Domestic macro-economic conditions will likely remain relatively benign for the next 12-18 months given Austria's diversified economy and close ties to Germany. The CEE region has long-term growth potential; however, current economic weaknesses in several CEE countries poses challenges for the leading Austrian banks that have significant operations there.
Aggregate system problem loans reached 10.2% of total loans at year-end 2011 reflecting many banks large CEE activities as well as a high stock of problem loans from domestic corporates, especially from the SME and micro segment. For 2013, the rating agency expects a persistently high, though only moderately rising problem loan ratio for the banking system. Despite some improvement in capital positions since 2008, Moody's considers that most Austrian banks' loss-absorption capacity would be limited in a stressed economic environment.

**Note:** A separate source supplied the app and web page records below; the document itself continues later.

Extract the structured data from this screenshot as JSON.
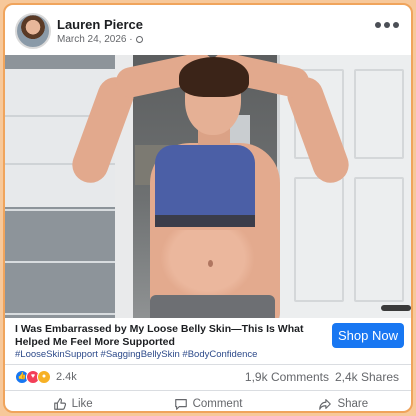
{
  "post": {
    "author_name": "Lauren Pierce",
    "date": "March 24, 2026",
    "date_separator": "·",
    "menu_icon": "more-horizontal-icon",
    "audience_icon": "globe-icon"
  },
  "ad": {
    "headline": "I Was Embarrassed by My Loose Belly Skin—This Is What Helped Me Feel More Supported",
    "hashtags": "#LooseSkinSupport #SaggingBellySkin #BodyConfidence",
    "cta_label": "Shop Now",
    "cta_color": "#1877f2"
  },
  "stats": {
    "reaction_icons": [
      "like-reaction-icon",
      "love-reaction-icon",
      "wow-reaction-icon"
    ],
    "reaction_count": "2.4k",
    "comments": "1,9k Comments",
    "shares": "2,4k Shares"
  },
  "actions": {
    "like": "Like",
    "comment": "Comment",
    "share": "Share"
  },
  "colors": {
    "frame_border": "#f0a45c",
    "background": "#f7c89a",
    "accent": "#1877f2"
  }
}
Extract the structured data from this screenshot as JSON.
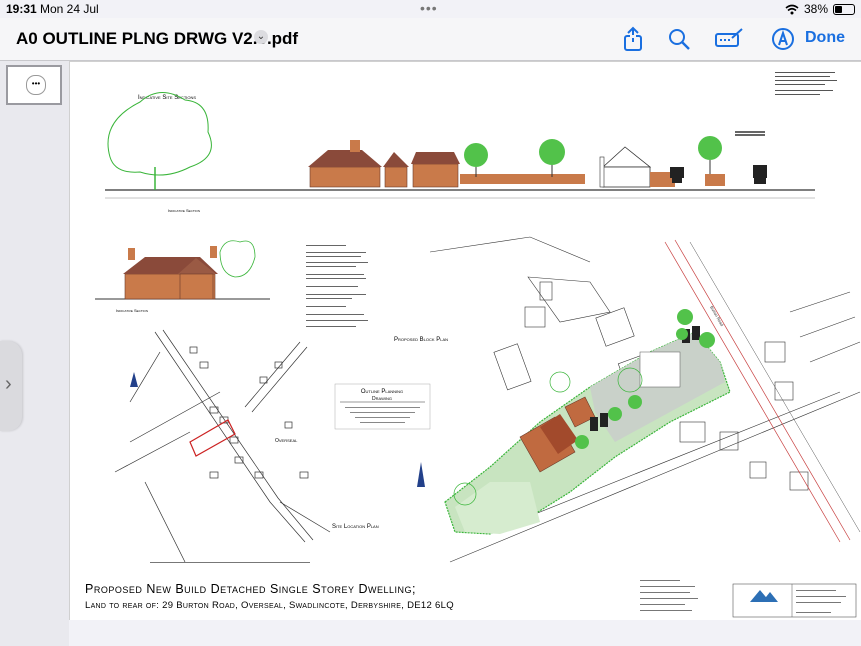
{
  "status_bar": {
    "time": "19:31",
    "date": "Mon 24 Jul",
    "battery": "38%",
    "battery_level": 0.38
  },
  "toolbar": {
    "document_title": "A0 OUTLINE PLNG DRWG V2.0.pdf",
    "done_label": "Done",
    "icons": [
      "share-icon",
      "search-icon",
      "markup-icon",
      "annotate-icon"
    ]
  },
  "colors": {
    "accent": "#1a6fe0",
    "tree_green": "#52c24a",
    "brick": "#c97a4a",
    "roof": "#8a4a3a",
    "site_red": "#cc2222"
  },
  "drawing": {
    "labels": {
      "indicative_site_sections": "Indicative Site Sections",
      "indicative_section_1": "Indicative Section",
      "indicative_section_2": "Indicative Section",
      "proposed_block_plan": "Proposed Block Plan",
      "outline_planning": "Outline Planning",
      "drawing": "Drawing",
      "overseal": "Overseal",
      "site_location_plan": "Site Location Plan",
      "burton_road": "Burton Road"
    },
    "title_main": "Proposed New Build Detached Single Storey Dwelling;",
    "title_sub": "Land to rear of: 29 Burton Road, Overseal, Swadlincote, Derbyshire, DE12 6LQ"
  }
}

Most domestically-focused Austrian banks, including the retail-oriented Austrian local cooperative and savings banks, are under less pressure than the three largest Austrian banks that are exposed to a possible renewed downturn in several CEE countries. However, they also face low growth prospects in a highly competitive domestic market and related weak earnings, limiting their capital generation ability.
In common with many of its European peers, Austria's government has demonstrated its willingness to support banks in pursuit of financial stability on several occasions over the course of the crisis, and in none of these cases were senior creditors required to take any losses. However, the objective of protecting taxpayers from future bank failures is commonly-held amongst European policy-makers and consistent with that objective, the Austrian government recently published a draft bank intervention and restructuring law which is to be introduced in compliance with the evolving EU resolution framework. This indicates that the longer-term support environment is less certain.
Get all the latest news and videos in your inbox. Register FREE